■ Assignment
Identify each line below that contains the word "title", and copy it out.

[Stored items from a collection]
________________________________________

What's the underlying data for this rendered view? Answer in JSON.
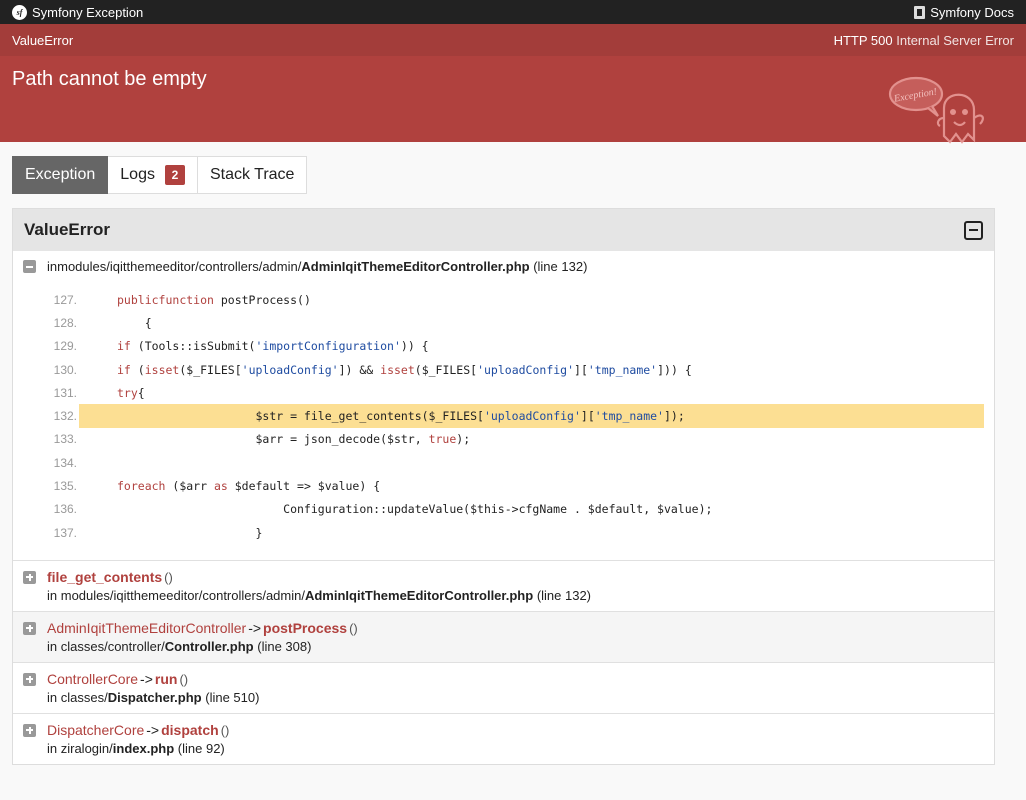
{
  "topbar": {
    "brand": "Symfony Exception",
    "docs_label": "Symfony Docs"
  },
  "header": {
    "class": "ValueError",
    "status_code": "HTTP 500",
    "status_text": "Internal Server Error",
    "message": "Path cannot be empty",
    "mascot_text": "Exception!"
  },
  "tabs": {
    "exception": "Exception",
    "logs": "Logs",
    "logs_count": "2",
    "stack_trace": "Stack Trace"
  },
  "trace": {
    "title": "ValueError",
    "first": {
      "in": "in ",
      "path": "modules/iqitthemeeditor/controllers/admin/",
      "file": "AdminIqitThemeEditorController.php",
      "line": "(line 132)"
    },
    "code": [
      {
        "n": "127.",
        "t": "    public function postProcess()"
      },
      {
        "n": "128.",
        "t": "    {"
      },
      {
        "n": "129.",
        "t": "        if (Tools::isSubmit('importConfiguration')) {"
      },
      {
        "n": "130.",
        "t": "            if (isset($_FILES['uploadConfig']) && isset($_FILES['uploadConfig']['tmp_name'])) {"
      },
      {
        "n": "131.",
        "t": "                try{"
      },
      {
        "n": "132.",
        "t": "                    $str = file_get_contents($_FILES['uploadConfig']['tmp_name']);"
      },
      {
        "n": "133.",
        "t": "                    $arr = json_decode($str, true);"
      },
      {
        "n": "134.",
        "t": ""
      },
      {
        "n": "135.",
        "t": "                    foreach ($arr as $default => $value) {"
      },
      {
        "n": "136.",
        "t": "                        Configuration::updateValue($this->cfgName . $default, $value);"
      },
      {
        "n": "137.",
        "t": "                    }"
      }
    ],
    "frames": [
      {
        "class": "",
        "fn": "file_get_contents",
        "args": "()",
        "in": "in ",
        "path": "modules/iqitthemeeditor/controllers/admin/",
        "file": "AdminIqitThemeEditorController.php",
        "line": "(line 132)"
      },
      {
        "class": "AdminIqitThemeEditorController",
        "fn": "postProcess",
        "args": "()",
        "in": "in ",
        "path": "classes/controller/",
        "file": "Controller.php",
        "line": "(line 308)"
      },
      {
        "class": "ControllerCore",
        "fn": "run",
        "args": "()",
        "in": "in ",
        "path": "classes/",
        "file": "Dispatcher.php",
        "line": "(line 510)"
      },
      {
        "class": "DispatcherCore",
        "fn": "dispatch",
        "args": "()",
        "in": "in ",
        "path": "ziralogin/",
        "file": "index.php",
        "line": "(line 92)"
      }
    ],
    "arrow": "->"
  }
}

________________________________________

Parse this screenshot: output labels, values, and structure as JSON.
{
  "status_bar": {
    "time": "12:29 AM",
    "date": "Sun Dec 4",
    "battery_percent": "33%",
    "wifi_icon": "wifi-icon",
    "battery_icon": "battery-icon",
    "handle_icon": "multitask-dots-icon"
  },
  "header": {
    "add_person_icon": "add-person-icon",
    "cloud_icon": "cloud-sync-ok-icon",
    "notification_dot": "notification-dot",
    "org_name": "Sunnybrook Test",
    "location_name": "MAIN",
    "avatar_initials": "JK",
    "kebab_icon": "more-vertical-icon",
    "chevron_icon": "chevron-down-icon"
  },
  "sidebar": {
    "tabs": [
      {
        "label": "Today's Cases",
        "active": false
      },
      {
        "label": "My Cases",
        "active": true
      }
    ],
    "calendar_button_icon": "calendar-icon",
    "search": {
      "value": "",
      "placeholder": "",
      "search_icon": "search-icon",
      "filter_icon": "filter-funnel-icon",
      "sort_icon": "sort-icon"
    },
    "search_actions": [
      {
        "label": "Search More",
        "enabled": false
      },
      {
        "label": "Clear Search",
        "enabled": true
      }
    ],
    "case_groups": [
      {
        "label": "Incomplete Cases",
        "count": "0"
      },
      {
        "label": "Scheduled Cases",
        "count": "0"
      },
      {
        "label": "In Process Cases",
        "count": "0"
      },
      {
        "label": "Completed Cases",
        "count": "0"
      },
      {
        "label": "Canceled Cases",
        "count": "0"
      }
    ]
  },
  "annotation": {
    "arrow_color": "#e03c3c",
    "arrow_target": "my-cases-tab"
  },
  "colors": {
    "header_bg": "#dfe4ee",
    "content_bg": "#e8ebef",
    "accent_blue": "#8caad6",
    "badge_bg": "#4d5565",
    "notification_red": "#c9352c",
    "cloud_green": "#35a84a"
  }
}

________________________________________

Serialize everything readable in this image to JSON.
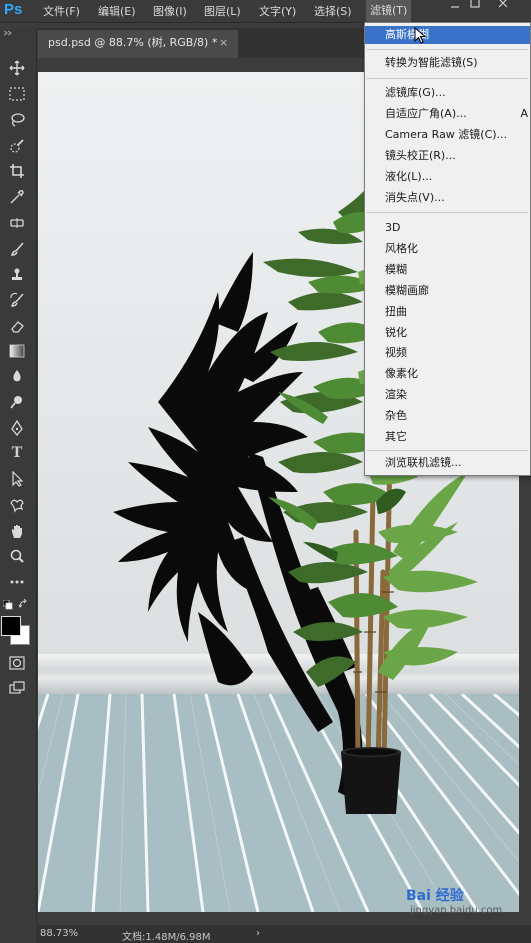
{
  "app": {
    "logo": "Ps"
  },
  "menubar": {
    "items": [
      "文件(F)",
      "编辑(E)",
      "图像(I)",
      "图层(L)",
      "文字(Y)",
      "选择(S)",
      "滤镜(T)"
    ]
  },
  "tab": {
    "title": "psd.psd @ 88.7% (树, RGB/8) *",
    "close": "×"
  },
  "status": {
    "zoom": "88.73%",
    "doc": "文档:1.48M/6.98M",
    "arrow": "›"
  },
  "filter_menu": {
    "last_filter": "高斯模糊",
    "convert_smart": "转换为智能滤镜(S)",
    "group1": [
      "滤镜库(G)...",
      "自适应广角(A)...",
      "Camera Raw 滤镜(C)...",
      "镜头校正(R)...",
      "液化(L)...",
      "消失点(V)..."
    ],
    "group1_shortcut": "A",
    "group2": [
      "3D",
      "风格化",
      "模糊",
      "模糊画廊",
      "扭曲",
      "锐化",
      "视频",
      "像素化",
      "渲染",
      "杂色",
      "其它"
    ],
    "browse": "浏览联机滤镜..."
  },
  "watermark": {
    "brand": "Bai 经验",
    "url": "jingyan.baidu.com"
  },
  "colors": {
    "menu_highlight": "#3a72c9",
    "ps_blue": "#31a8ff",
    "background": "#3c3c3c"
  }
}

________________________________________

■ Output of the exercise
    "title": "ValueError",
    "title": "psd.psd @ 88.7% (树, RGB/8) *",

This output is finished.